START Extracted records
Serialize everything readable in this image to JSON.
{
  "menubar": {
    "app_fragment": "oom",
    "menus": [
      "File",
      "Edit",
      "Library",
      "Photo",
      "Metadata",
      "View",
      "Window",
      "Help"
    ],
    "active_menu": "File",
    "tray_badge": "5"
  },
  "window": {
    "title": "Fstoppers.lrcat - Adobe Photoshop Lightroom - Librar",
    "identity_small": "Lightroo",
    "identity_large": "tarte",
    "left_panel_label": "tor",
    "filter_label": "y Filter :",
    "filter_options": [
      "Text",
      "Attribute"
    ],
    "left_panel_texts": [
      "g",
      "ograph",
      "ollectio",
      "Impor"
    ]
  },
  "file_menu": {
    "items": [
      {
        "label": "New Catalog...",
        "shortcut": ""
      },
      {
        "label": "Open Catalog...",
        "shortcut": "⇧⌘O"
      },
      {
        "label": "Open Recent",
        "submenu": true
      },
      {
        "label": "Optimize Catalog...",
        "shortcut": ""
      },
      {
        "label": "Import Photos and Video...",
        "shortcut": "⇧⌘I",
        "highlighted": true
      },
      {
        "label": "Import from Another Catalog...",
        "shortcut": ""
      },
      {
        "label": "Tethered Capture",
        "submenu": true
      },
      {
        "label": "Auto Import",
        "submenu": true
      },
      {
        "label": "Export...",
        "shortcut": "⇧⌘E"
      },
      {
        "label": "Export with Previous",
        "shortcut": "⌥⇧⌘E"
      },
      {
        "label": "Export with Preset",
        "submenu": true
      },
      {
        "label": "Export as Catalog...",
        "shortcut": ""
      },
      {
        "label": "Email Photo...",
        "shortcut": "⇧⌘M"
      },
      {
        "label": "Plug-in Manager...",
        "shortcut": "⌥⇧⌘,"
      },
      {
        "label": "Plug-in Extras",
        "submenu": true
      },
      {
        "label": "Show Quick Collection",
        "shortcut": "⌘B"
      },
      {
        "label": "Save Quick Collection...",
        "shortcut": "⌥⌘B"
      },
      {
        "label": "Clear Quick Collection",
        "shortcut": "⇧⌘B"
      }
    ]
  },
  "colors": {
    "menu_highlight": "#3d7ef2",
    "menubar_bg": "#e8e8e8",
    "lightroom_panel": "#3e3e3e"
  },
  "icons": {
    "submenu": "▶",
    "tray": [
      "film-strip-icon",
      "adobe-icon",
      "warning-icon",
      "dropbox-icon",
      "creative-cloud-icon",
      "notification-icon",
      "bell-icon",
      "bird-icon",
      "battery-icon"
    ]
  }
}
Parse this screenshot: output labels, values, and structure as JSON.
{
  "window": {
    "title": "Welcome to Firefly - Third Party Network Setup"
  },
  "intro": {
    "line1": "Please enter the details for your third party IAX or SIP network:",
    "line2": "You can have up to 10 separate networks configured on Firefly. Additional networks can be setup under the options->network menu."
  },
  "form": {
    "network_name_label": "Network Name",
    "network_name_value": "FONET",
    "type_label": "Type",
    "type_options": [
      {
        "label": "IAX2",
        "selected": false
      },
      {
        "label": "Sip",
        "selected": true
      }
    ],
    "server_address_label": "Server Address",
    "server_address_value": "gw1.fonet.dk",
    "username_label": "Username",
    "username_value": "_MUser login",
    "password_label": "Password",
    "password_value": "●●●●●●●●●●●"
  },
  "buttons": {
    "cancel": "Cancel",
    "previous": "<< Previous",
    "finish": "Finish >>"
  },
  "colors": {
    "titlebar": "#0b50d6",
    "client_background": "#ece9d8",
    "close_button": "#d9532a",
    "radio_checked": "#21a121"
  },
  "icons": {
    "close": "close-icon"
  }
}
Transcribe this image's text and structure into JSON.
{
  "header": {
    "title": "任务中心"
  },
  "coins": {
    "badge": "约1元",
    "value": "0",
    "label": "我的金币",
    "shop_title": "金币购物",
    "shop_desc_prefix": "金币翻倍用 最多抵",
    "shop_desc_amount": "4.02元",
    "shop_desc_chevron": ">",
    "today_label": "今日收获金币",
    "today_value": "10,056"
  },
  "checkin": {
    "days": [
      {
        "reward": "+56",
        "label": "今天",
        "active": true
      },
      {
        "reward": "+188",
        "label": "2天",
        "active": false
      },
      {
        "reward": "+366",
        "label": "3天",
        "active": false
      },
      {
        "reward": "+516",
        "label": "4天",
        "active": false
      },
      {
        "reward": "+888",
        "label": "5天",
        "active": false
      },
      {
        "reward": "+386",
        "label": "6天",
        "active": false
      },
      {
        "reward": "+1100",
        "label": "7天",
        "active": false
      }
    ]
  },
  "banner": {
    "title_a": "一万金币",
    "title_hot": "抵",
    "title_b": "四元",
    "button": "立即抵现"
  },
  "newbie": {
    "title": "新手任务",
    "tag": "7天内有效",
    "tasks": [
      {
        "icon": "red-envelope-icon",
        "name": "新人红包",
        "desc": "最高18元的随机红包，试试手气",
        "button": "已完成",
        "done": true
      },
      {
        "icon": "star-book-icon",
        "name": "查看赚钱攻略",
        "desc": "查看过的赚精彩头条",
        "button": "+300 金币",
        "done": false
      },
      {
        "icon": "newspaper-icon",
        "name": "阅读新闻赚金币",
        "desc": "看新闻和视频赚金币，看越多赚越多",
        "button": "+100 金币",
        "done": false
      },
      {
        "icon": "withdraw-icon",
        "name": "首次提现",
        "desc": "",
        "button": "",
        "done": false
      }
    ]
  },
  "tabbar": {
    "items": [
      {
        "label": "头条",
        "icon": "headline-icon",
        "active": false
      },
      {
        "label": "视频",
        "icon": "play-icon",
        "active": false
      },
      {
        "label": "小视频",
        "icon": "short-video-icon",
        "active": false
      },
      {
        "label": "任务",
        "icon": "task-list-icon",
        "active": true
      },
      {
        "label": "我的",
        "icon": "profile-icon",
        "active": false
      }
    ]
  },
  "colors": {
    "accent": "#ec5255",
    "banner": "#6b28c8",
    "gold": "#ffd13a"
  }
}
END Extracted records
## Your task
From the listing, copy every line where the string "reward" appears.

## Solution to this task
        "reward": "+56",
        "reward": "+188",
        "reward": "+366",
        "reward": "+516",
        "reward": "+888",
        "reward": "+386",
        "reward": "+1100",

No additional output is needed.